▶ **Task item**
Pictures aside, repeat the whole listing word for word.

▶ **Data supplied**
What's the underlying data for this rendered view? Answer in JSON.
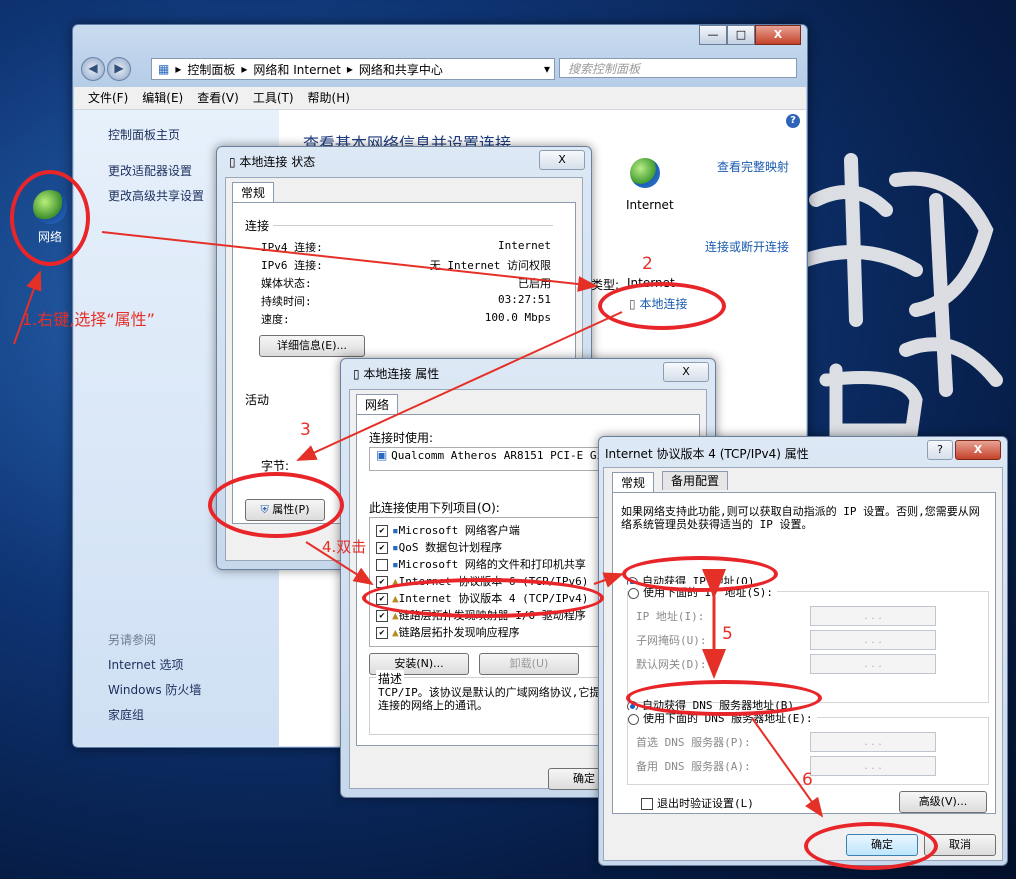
{
  "desktop": {
    "network_icon_label": "网络",
    "calligraphy": "坤 罗"
  },
  "explorer": {
    "title_buttons": {
      "minimize": "—",
      "maximize": "□",
      "close": "X"
    },
    "breadcrumb": [
      "控制面板",
      "网络和 Internet",
      "网络和共享中心"
    ],
    "search_placeholder": "搜索控制面板",
    "menu": [
      "文件(F)",
      "编辑(E)",
      "查看(V)",
      "工具(T)",
      "帮助(H)"
    ],
    "sidebar": {
      "items": [
        "控制面板主页",
        "更改适配器设置",
        "更改高级共享设置"
      ],
      "see_also_header": "另请参阅",
      "see_also": [
        "Internet 选项",
        "Windows 防火墙",
        "家庭组"
      ]
    },
    "content": {
      "title": "查看基本网络信息并设置连接",
      "view_full_map": "查看完整映射",
      "internet_label": "Internet",
      "connect_disconnect": "连接或断开连接",
      "type_label": "类型:",
      "type_value": "Internet",
      "local_connection_link": "本地连接"
    }
  },
  "status_dialog": {
    "title": "本地连接 状态",
    "tab": "常规",
    "section_connection": "连接",
    "rows": [
      {
        "label": "IPv4 连接:",
        "value": "Internet"
      },
      {
        "label": "IPv6 连接:",
        "value": "无 Internet 访问权限"
      },
      {
        "label": "媒体状态:",
        "value": "已启用"
      },
      {
        "label": "持续时间:",
        "value": "03:27:51"
      },
      {
        "label": "速度:",
        "value": "100.0 Mbps"
      }
    ],
    "details_button": "详细信息(E)...",
    "section_activity": "活动",
    "bytes_label": "字节:",
    "properties_button": "属性(P)"
  },
  "props_dialog": {
    "title": "本地连接 属性",
    "tab": "网络",
    "connect_using_label": "连接时使用:",
    "adapter": "Qualcomm Atheros AR8151 PCI-E Gig",
    "items_label": "此连接使用下列项目(O):",
    "items": [
      "Microsoft 网络客户端",
      "QoS 数据包计划程序",
      "Microsoft 网络的文件和打印机共享",
      "Internet 协议版本 6 (TCP/IPv6)",
      "Internet 协议版本 4 (TCP/IPv4)",
      "链路层拓扑发现映射器 I/O 驱动程序",
      "链路层拓扑发现响应程序"
    ],
    "install_button": "安装(N)...",
    "uninstall_button": "卸载(U)",
    "description_label": "描述",
    "description": "TCP/IP。该协议是默认的广域网络协议,它提供在不同的相互连接的网络上的通讯。",
    "ok_button": "确定"
  },
  "ipv4_dialog": {
    "title": "Internet 协议版本 4 (TCP/IPv4) 属性",
    "help_button": "?",
    "close_button": "X",
    "tabs": [
      "常规",
      "备用配置"
    ],
    "intro": "如果网络支持此功能,则可以获取自动指派的 IP 设置。否则,您需要从网络系统管理员处获得适当的 IP 设置。",
    "auto_ip": "自动获得 IP 地址(O)",
    "manual_ip": "使用下面的 IP 地址(S):",
    "ip_fields": [
      "IP 地址(I):",
      "子网掩码(U):",
      "默认网关(D):"
    ],
    "auto_dns": "自动获得 DNS 服务器地址(B)",
    "manual_dns": "使用下面的 DNS 服务器地址(E):",
    "dns_fields": [
      "首选 DNS 服务器(P):",
      "备用 DNS 服务器(A):"
    ],
    "field_placeholder": ". . .",
    "validate_on_exit": "退出时验证设置(L)",
    "advanced_button": "高级(V)...",
    "ok_button": "确定",
    "cancel_button": "取消"
  },
  "annotations": {
    "step1": "1.右键,选择“属性”",
    "step2": "2",
    "step3": "3",
    "step4": "4.双击",
    "step5": "5",
    "step6": "6",
    "color": "#e53028"
  }
}
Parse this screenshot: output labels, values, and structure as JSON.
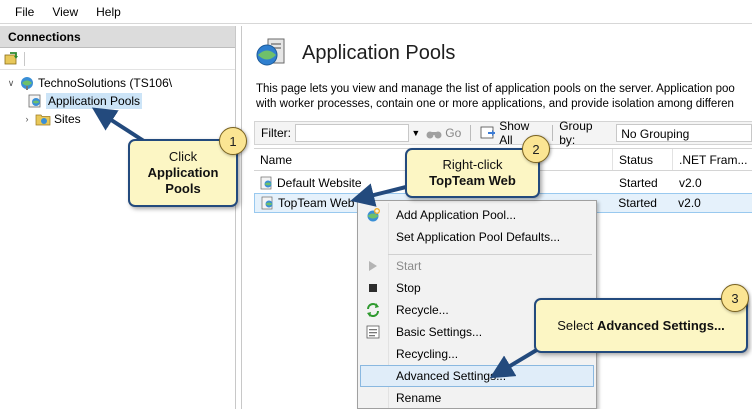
{
  "menubar": {
    "items": [
      "File",
      "View",
      "Help"
    ]
  },
  "connections": {
    "header": "Connections",
    "tree": {
      "server": "TechnoSolutions (TS106\\",
      "app_pools": "Application Pools",
      "sites": "Sites"
    }
  },
  "page": {
    "title": "Application Pools",
    "description_line1": "This page lets you view and manage the list of application pools on the server. Application poo",
    "description_line2": "with worker processes, contain one or more applications, and provide isolation among differen"
  },
  "filter_bar": {
    "filter_label": "Filter:",
    "go_label": "Go",
    "show_all_label": "Show All",
    "group_by_label": "Group by:",
    "group_by_value": "No Grouping"
  },
  "grid": {
    "columns": {
      "name": "Name",
      "status": "Status",
      "net": ".NET Fram..."
    },
    "rows": [
      {
        "name": "Default Website",
        "status": "Started",
        "net": "v2.0"
      },
      {
        "name": "TopTeam Web",
        "status": "Started",
        "net": "v2.0"
      }
    ]
  },
  "context_menu": {
    "add_pool": "Add Application Pool...",
    "set_defaults": "Set Application Pool Defaults...",
    "start": "Start",
    "stop": "Stop",
    "recycle": "Recycle...",
    "basic_settings": "Basic Settings...",
    "recycling": "Recycling...",
    "advanced_settings": "Advanced Settings...",
    "rename": "Rename"
  },
  "callouts": {
    "c1": {
      "num": "1",
      "line1": "Click",
      "line2": "Application",
      "line3": "Pools"
    },
    "c2": {
      "num": "2",
      "line1": "Right-click",
      "line2": "TopTeam Web"
    },
    "c3": {
      "num": "3",
      "prefix": "Select ",
      "bold": "Advanced Settings..."
    }
  },
  "colors": {
    "callout_fill": "#fcf6c4",
    "callout_border": "#234a7d",
    "badge_fill": "#fbe593",
    "selection": "#cce4f7"
  }
}
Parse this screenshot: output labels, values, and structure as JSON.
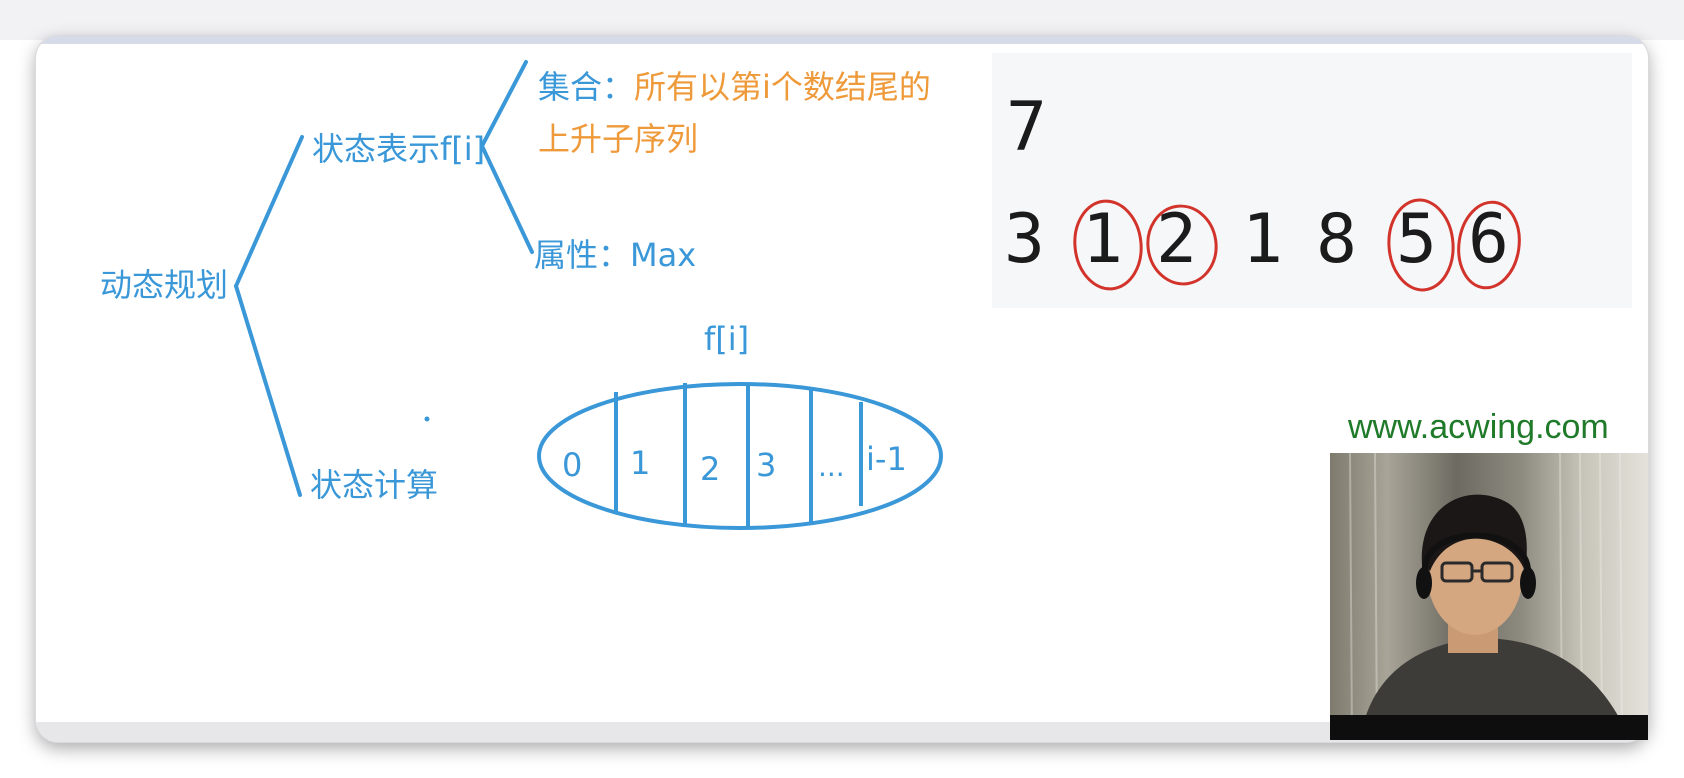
{
  "mindmap": {
    "root": "动态规划",
    "state_repr": "状态表示f[i]",
    "state_calc": "状态计算",
    "set_line1_label": "集合：",
    "set_line1_text": "所有以第i个数结尾的",
    "set_line2_text": "上升子序列",
    "attribute": "属性：Max"
  },
  "partition": {
    "title": "f[i]",
    "cells": [
      "0",
      "1",
      "2",
      "3",
      "...",
      "i-1"
    ]
  },
  "problem": {
    "n": "7",
    "sequence": [
      "3",
      "1",
      "2",
      "1",
      "8",
      "5",
      "6"
    ],
    "circled_indices": [
      1,
      2,
      5,
      6
    ]
  },
  "watermark": "www.acwing.com",
  "colors": {
    "ink_blue": "#3a97d8",
    "ink_orange": "#ef9a3a",
    "ink_red": "#d2332a",
    "url_green": "#1f7a2a"
  }
}
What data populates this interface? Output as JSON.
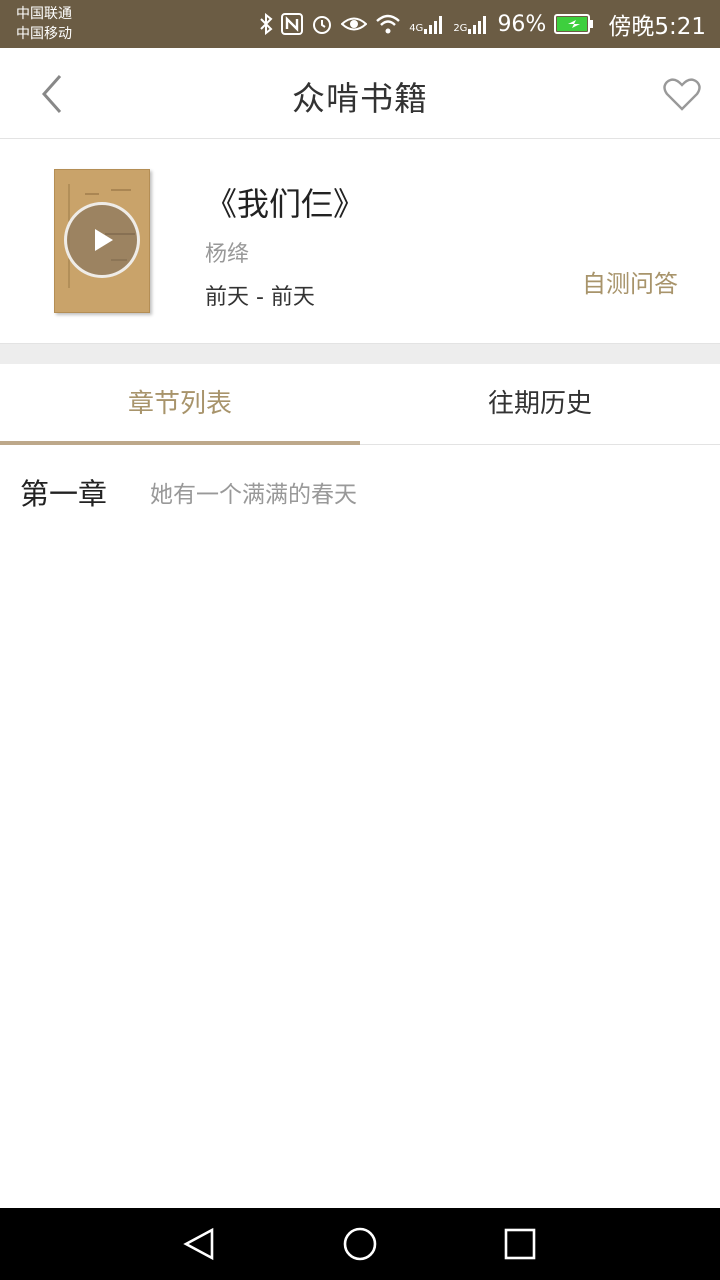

▶ **Task answer**
What's the underlying data for this rendered view? Answer in JSON.
{
  "desktop": {
    "network_icon_label": "网络",
    "calligraphy": "坤 罗"
  },
  "explorer": {
    "title_buttons": {
      "minimize": "—",
      "maximize": "□",
      "close": "X"
    },
    "breadcrumb": [
      "控制面板",
      "网络和 Internet",
      "网络和共享中心"
    ],
    "search_placeholder": "搜索控制面板",
    "menu": [
      "文件(F)",
      "编辑(E)",
      "查看(V)",
      "工具(T)",
      "帮助(H)"
    ],
    "sidebar": {
      "items": [
        "控制面板主页",
        "更改适配器设置",
        "更改高级共享设置"
      ],
      "see_also_header": "另请参阅",
      "see_also": [
        "Internet 选项",
        "Windows 防火墙",
        "家庭组"
      ]
    },
    "content": {
      "title": "查看基本网络信息并设置连接",
      "view_full_map": "查看完整映射",
      "internet_label": "Internet",
      "connect_disconnect": "连接或断开连接",
      "type_label": "类型:",
      "type_value": "Internet",
      "local_connection_link": "本地连接"
    }
  },
  "status_dialog": {
    "title": "本地连接 状态",
    "tab": "常规",
    "section_connection": "连接",
    "rows": [
      {
        "label": "IPv4 连接:",
        "value": "Internet"
      },
      {
        "label": "IPv6 连接:",
        "value": "无 Internet 访问权限"
      },
      {
        "label": "媒体状态:",
        "value": "已启用"
      },
      {
        "label": "持续时间:",
        "value": "03:27:51"
      },
      {
        "label": "速度:",
        "value": "100.0 Mbps"
      }
    ],
    "details_button": "详细信息(E)...",
    "section_activity": "活动",
    "bytes_label": "字节:",
    "properties_button": "属性(P)"
  },
  "props_dialog": {
    "title": "本地连接 属性",
    "tab": "网络",
    "connect_using_label": "连接时使用:",
    "adapter": "Qualcomm Atheros AR8151 PCI-E Gig",
    "items_label": "此连接使用下列项目(O):",
    "items": [
      "Microsoft 网络客户端",
      "QoS 数据包计划程序",
      "Microsoft 网络的文件和打印机共享",
      "Internet 协议版本 6 (TCP/IPv6)",
      "Internet 协议版本 4 (TCP/IPv4)",
      "链路层拓扑发现映射器 I/O 驱动程序",
      "链路层拓扑发现响应程序"
    ],
    "install_button": "安装(N)...",
    "uninstall_button": "卸载(U)",
    "description_label": "描述",
    "description": "TCP/IP。该协议是默认的广域网络协议,它提供在不同的相互连接的网络上的通讯。",
    "ok_button": "确定"
  },
  "ipv4_dialog": {
    "title": "Internet 协议版本 4 (TCP/IPv4) 属性",
    "help_button": "?",
    "close_button": "X",
    "tabs": [
      "常规",
      "备用配置"
    ],
    "intro": "如果网络支持此功能,则可以获取自动指派的 IP 设置。否则,您需要从网络系统管理员处获得适当的 IP 设置。",
    "auto_ip": "自动获得 IP 地址(O)",
    "manual_ip": "使用下面的 IP 地址(S):",
    "ip_fields": [
      "IP 地址(I):",
      "子网掩码(U):",
      "默认网关(D):"
    ],
    "auto_dns": "自动获得 DNS 服务器地址(B)",
    "manual_dns": "使用下面的 DNS 服务器地址(E):",
    "dns_fields": [
      "首选 DNS 服务器(P):",
      "备用 DNS 服务器(A):"
    ],
    "field_placeholder": ". . .",
    "validate_on_exit": "退出时验证设置(L)",
    "advanced_button": "高级(V)...",
    "ok_button": "确定",
    "cancel_button": "取消"
  },
  "annotations": {
    "step1": "1.右键,选择“属性”",
    "step2": "2",
    "step3": "3",
    "step4": "4.双击",
    "step5": "5",
    "step6": "6",
    "color": "#e53028"
  }
}
Parse this screenshot: output labels, values, and structure as JSON.
{
  "menubar": {
    "items": [
      "File",
      "View",
      "Help"
    ]
  },
  "connections": {
    "header": "Connections",
    "tree": {
      "server": "TechnoSolutions (TS106\\",
      "app_pools": "Application Pools",
      "sites": "Sites"
    }
  },
  "page": {
    "title": "Application Pools",
    "description_line1": "This page lets you view and manage the list of application pools on the server. Application poo",
    "description_line2": "with worker processes, contain one or more applications, and provide isolation among differen"
  },
  "filter_bar": {
    "filter_label": "Filter:",
    "go_label": "Go",
    "show_all_label": "Show All",
    "group_by_label": "Group by:",
    "group_by_value": "No Grouping"
  },
  "grid": {
    "columns": {
      "name": "Name",
      "status": "Status",
      "net": ".NET Fram..."
    },
    "rows": [
      {
        "name": "Default Website",
        "status": "Started",
        "net": "v2.0"
      },
      {
        "name": "TopTeam Web",
        "status": "Started",
        "net": "v2.0"
      }
    ]
  },
  "context_menu": {
    "add_pool": "Add Application Pool...",
    "set_defaults": "Set Application Pool Defaults...",
    "start": "Start",
    "stop": "Stop",
    "recycle": "Recycle...",
    "basic_settings": "Basic Settings...",
    "recycling": "Recycling...",
    "advanced_settings": "Advanced Settings...",
    "rename": "Rename"
  },
  "callouts": {
    "c1": {
      "num": "1",
      "line1": "Click",
      "line2": "Application",
      "line3": "Pools"
    },
    "c2": {
      "num": "2",
      "line1": "Right-click",
      "line2": "TopTeam Web"
    },
    "c3": {
      "num": "3",
      "prefix": "Select ",
      "bold": "Advanced Settings..."
    }
  },
  "colors": {
    "callout_fill": "#fcf6c4",
    "callout_border": "#234a7d",
    "badge_fill": "#fbe593",
    "selection": "#cce4f7"
  }
}
Parse this screenshot: output labels, values, and structure as JSON.
{
  "mindmap": {
    "root": "动态规划",
    "state_repr": "状态表示f[i]",
    "state_calc": "状态计算",
    "set_line1_label": "集合：",
    "set_line1_text": "所有以第i个数结尾的",
    "set_line2_text": "上升子序列",
    "attribute": "属性：Max"
  },
  "partition": {
    "title": "f[i]",
    "cells": [
      "0",
      "1",
      "2",
      "3",
      "...",
      "i-1"
    ]
  },
  "problem": {
    "n": "7",
    "sequence": [
      "3",
      "1",
      "2",
      "1",
      "8",
      "5",
      "6"
    ],
    "circled_indices": [
      1,
      2,
      5,
      6
    ]
  },
  "watermark": "www.acwing.com",
  "colors": {
    "ink_blue": "#3a97d8",
    "ink_orange": "#ef9a3a",
    "ink_red": "#d2332a",
    "url_green": "#1f7a2a"
  }
}
What data populates this interface? Output as JSON.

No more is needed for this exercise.